Assistant Professor of Biochemistry, Biophysics and Structural BiologyLab Homepage: http://parklab.mcb.berkeley.edu/
My group is interested in understanding molecular mechanisms of membrane proteins that mediate transport of ions and molecules across lipid bilayers. Selective and regulated transport by these channels and transporters underlies many important processes in all living cells, such as import and export of nutrients and electrolytes across cell membranes, secretion of proteins and peptides, and generation of electric signals in neurons and muscle cells.
To understand how these molecular machines work, we combine structural, biochemical, and biophysical approaches. Particularly we use cryo-electron microscopy (cryo-EM) to determine atomic structures of protein complexes.
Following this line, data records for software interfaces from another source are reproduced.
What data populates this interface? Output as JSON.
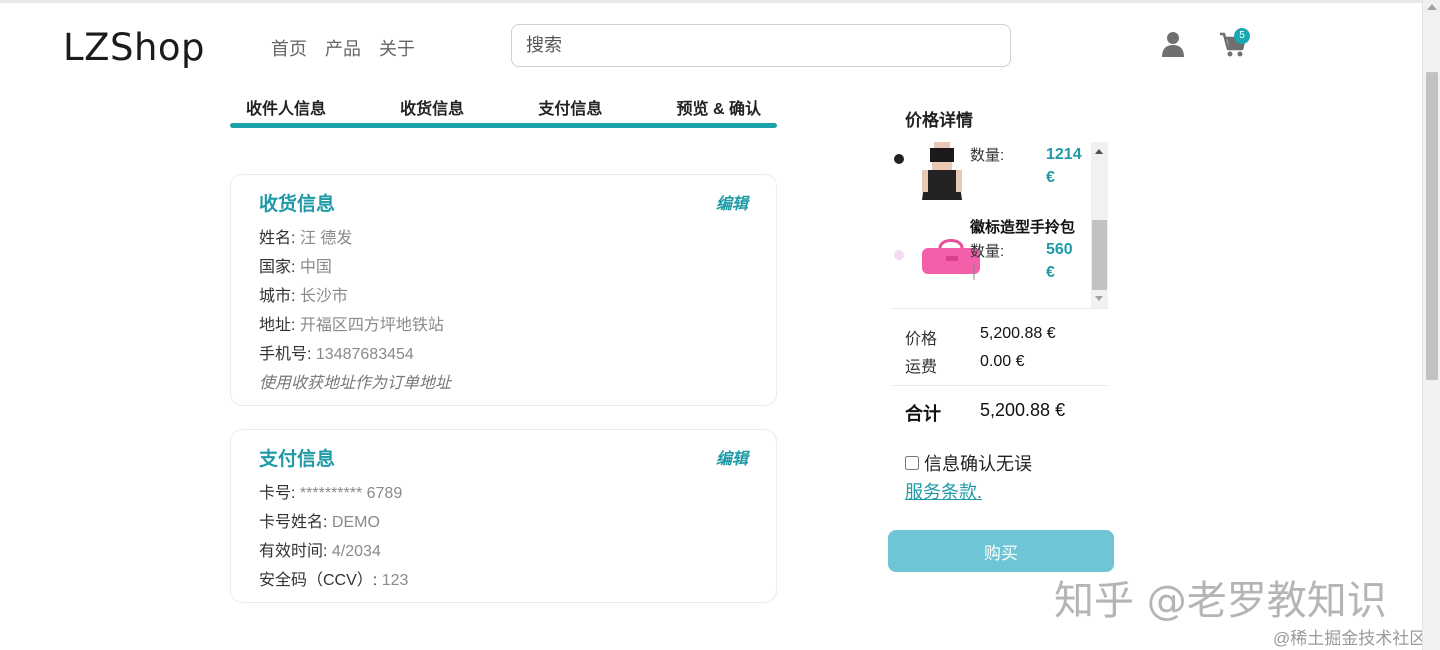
{
  "header": {
    "logo": "LZShop",
    "nav": [
      "首页",
      "产品",
      "关于"
    ],
    "search_placeholder": "搜索",
    "cart_count": "5"
  },
  "steps": [
    "收件人信息",
    "收货信息",
    "支付信息",
    "预览 & 确认"
  ],
  "shipping": {
    "title": "收货信息",
    "edit": "编辑",
    "rows": [
      {
        "label": "姓名: ",
        "value": "汪 德发"
      },
      {
        "label": "国家: ",
        "value": "中国"
      },
      {
        "label": "城市: ",
        "value": "长沙市"
      },
      {
        "label": "地址: ",
        "value": "开福区四方坪地铁站"
      },
      {
        "label": "手机号: ",
        "value": "13487683454"
      }
    ],
    "note": "使用收获地址作为订单地址"
  },
  "payment": {
    "title": "支付信息",
    "edit": "编辑",
    "rows": [
      {
        "label": "卡号: ",
        "value": "********** 6789"
      },
      {
        "label": "卡号姓名: ",
        "value": "DEMO"
      },
      {
        "label": "有效时间: ",
        "value": "4/2034"
      },
      {
        "label": "安全码（CCV）: ",
        "value": "123"
      }
    ]
  },
  "price_panel": {
    "title": "价格详情",
    "items": [
      {
        "name": "",
        "qty_label": "数量:",
        "price": "1214 €",
        "dot_color": "#222222"
      },
      {
        "name": "徽标造型手拎包",
        "qty_label": "数量:",
        "price": "560 €",
        "dot_color": "#f3dcef"
      }
    ],
    "price_label": "价格",
    "price_value": "5,200.88 €",
    "shipping_label": "运费",
    "shipping_value": "0.00 €",
    "total_label": "合计",
    "total_value": "5,200.88 €",
    "confirm_label": "信息确认无误",
    "terms": "服务条款.",
    "buy": "购买"
  },
  "watermarks": {
    "main": "知乎 @老罗教知识",
    "corner": "@稀土掘金技术社区"
  }
}
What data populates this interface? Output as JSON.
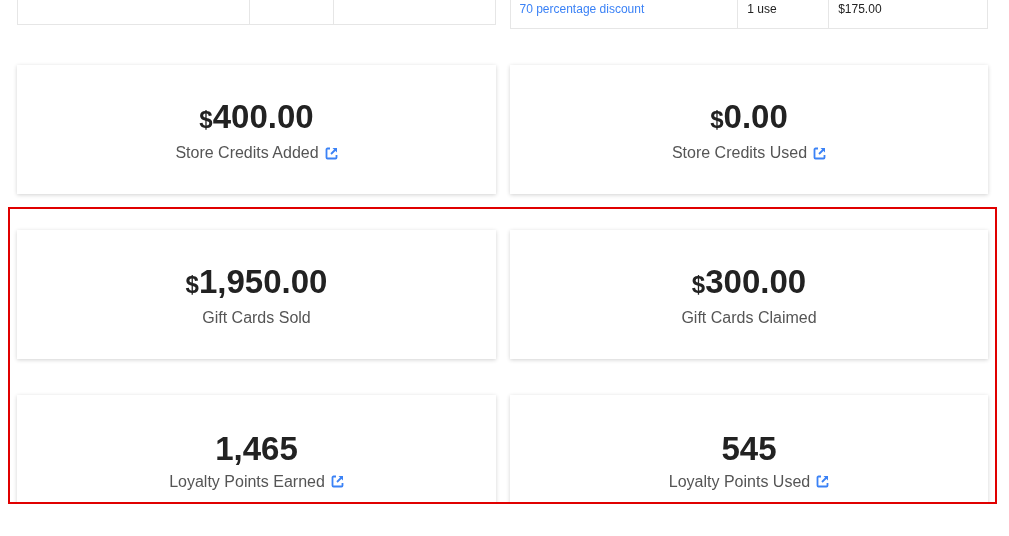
{
  "right_table": {
    "rows": [
      {
        "cells": [
          {
            "text": "70 percentage discount",
            "kind": "link"
          },
          {
            "text": "1 use",
            "kind": "text"
          },
          {
            "text": "$175.00",
            "kind": "text"
          }
        ]
      }
    ]
  },
  "stat_cards": [
    {
      "currency": "$",
      "value": "400.00",
      "label": "Store Credits Added",
      "link": true
    },
    {
      "currency": "$",
      "value": "0.00",
      "label": "Store Credits Used",
      "link": true
    }
  ],
  "highlighted_cards": [
    {
      "currency": "$",
      "value": "1,950.00",
      "label": "Gift Cards Sold",
      "link": false
    },
    {
      "currency": "$",
      "value": "300.00",
      "label": "Gift Cards Claimed",
      "link": false
    },
    {
      "value": "1,465",
      "label": "Loyalty Points Earned",
      "link": true
    },
    {
      "value": "545",
      "label": "Loyalty Points Used",
      "link": true
    }
  ]
}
The current major focus is on elucidating molecular mechanisms of protein-conducting channels. Many proteins move across membranes to be secreted from cells or to be imported into membrane-bound organelles such as endoplasmic reticulum (ER), peroxisomes, mitochondria, and plastids. These processes are mediated by classes of membrane protein complexes called protein-conducting channels or protein translocases. In addition, these complexes also mediate insertion of transmembrane proteins into a lipid bilayer and retro-translocation of damaged or mistargeted proteins back to the cytosol for degradation. Protein translocation poses many fundamental yet poorly understood biological questions, such as how channels selectively recognize their substrate proteins, how they translocate large polypeptides while maintaining the membrane barrier for small molecules and ions, and how they enable directional polypeptide movement. In our lab, we would like to answer these important questions by biochemical and structural analysis. We aim to visualize structures of these channels in various functional states by cryo-EM and reconstitute the translocation processes with purified components to dissect their operating principles. We have recently determined high-resolution structures of the Sec complex, the post-translational protein translocation machinery in the ER, and the TOM complex, the protein import channel in the mitochondrial outer membrane. These studies provided important insights into how these channel complexes may engage with polypeptide substrates for translocation and how their activities are regulated.
Tucker, K. and Park, E. (2019). Cryo-EM structure of the mitochondrial protein-import channel TOM complex at near-atomic resolution. Nature Structural & Molecular Biology. 26:1158-1166.
Itskanov S. and Park, E. (2019). Structure of the posttranslational Sec protein-translocation channel complex from yeast. Science. 363:84-87.
Park, E. and MacKinnon, R. (2018). Structure of the CLC-1 chloride channel from Homo sapiens. Elife. 7 pii:e36629.
Park, E., Campbell E., MacKinnon R. (2017). Structure of a CLC-K chloride channel by cryo-electron microscopy. Nature. 541:500-505.
*Li, L., *Park, E., Ling, J., Ingram, J., Ploegh, H., and Rapoport, T.A. (2016). Crystal structure of a substrate-engaged SecY protein-translocation channel. Nature. 531:395-399.
Park, E., Ménétret, J.F., Gumbart, J.C., Ludtke, S.J., Li, W., Whynot, A., Rapoport, T.A., and Akey, C.W. (2014). Structure of the SecY channel during initiation of protein translocation. Nature. 506:102-106.
Park, E., and Rapoport, T.A. (2011). Preserving the membrane barrier for small molecules during bacterial protein translocation. Nature. 473:239-242.
Last Updated 2020-04-14